■ **WORK ORDER**
Everything in the records must appear again exactly, except the images.

++++ ENTRIES SHOWN

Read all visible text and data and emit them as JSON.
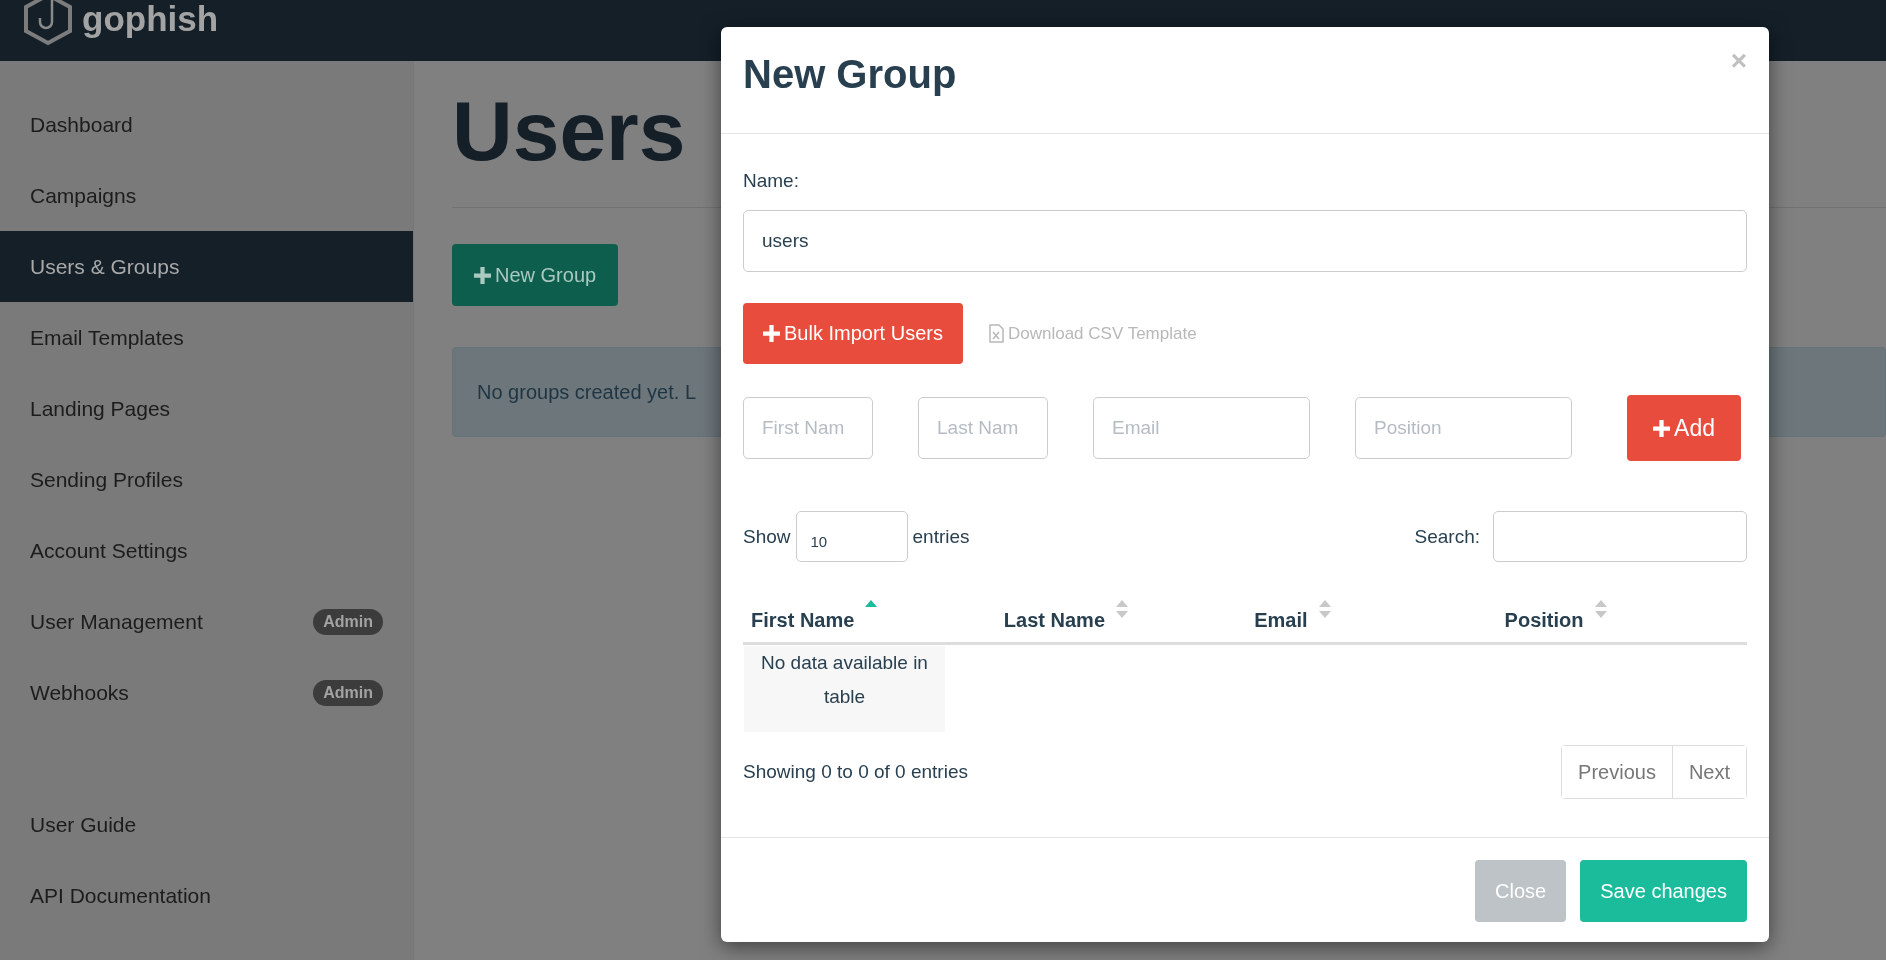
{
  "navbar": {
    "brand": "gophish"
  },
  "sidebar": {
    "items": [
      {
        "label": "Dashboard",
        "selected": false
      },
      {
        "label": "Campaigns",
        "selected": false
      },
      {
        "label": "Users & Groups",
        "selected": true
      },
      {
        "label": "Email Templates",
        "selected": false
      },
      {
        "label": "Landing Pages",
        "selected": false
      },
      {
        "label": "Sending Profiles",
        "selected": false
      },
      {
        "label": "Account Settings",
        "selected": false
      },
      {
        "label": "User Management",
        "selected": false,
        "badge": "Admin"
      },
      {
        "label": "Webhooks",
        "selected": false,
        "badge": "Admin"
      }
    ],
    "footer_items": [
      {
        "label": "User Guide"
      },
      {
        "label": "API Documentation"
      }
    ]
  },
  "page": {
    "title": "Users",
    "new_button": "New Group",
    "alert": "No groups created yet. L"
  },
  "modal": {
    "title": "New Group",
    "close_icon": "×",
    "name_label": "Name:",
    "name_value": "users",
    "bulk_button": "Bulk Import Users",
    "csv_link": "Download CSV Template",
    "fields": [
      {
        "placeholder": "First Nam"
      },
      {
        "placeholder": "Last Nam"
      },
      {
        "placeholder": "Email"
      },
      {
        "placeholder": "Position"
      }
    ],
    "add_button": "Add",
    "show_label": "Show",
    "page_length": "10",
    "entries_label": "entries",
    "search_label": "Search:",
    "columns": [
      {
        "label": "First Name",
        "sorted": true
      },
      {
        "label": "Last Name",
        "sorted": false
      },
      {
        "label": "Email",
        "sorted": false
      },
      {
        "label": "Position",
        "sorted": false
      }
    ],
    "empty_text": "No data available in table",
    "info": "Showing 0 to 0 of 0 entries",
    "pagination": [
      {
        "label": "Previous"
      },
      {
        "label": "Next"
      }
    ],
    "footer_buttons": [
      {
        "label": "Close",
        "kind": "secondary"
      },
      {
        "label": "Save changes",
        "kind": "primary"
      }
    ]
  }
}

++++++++

■ **ANSWER SECTION**
Read all visible text and data and emit them as JSON.
{
  "navbar": {
    "brand": "gophish"
  },
  "sidebar": {
    "items": [
      {
        "label": "Dashboard",
        "selected": false
      },
      {
        "label": "Campaigns",
        "selected": false
      },
      {
        "label": "Users & Groups",
        "selected": true
      },
      {
        "label": "Email Templates",
        "selected": false
      },
      {
        "label": "Landing Pages",
        "selected": false
      },
      {
        "label": "Sending Profiles",
        "selected": false
      },
      {
        "label": "Account Settings",
        "selected": false
      },
      {
        "label": "User Management",
        "selected": false,
        "badge": "Admin"
      },
      {
        "label": "Webhooks",
        "selected": false,
        "badge": "Admin"
      }
    ],
    "footer_items": [
      {
        "label": "User Guide"
      },
      {
        "label": "API Documentation"
      }
    ]
  },
  "page": {
    "title": "Users",
    "new_button": "New Group",
    "alert": "No groups created yet. L"
  },
  "modal": {
    "title": "New Group",
    "close_icon": "×",
    "name_label": "Name:",
    "name_value": "users",
    "bulk_button": "Bulk Import Users",
    "csv_link": "Download CSV Template",
    "fields": [
      {
        "placeholder": "First Nam"
      },
      {
        "placeholder": "Last Nam"
      },
      {
        "placeholder": "Email"
      },
      {
        "placeholder": "Position"
      }
    ],
    "add_button": "Add",
    "show_label": "Show",
    "page_length": "10",
    "entries_label": "entries",
    "search_label": "Search:",
    "columns": [
      {
        "label": "First Name",
        "sorted": true
      },
      {
        "label": "Last Name",
        "sorted": false
      },
      {
        "label": "Email",
        "sorted": false
      },
      {
        "label": "Position",
        "sorted": false
      }
    ],
    "empty_text": "No data available in table",
    "info": "Showing 0 to 0 of 0 entries",
    "pagination": [
      {
        "label": "Previous"
      },
      {
        "label": "Next"
      }
    ],
    "footer_buttons": [
      {
        "label": "Close",
        "kind": "secondary"
      },
      {
        "label": "Save changes",
        "kind": "primary"
      }
    ]
  }
}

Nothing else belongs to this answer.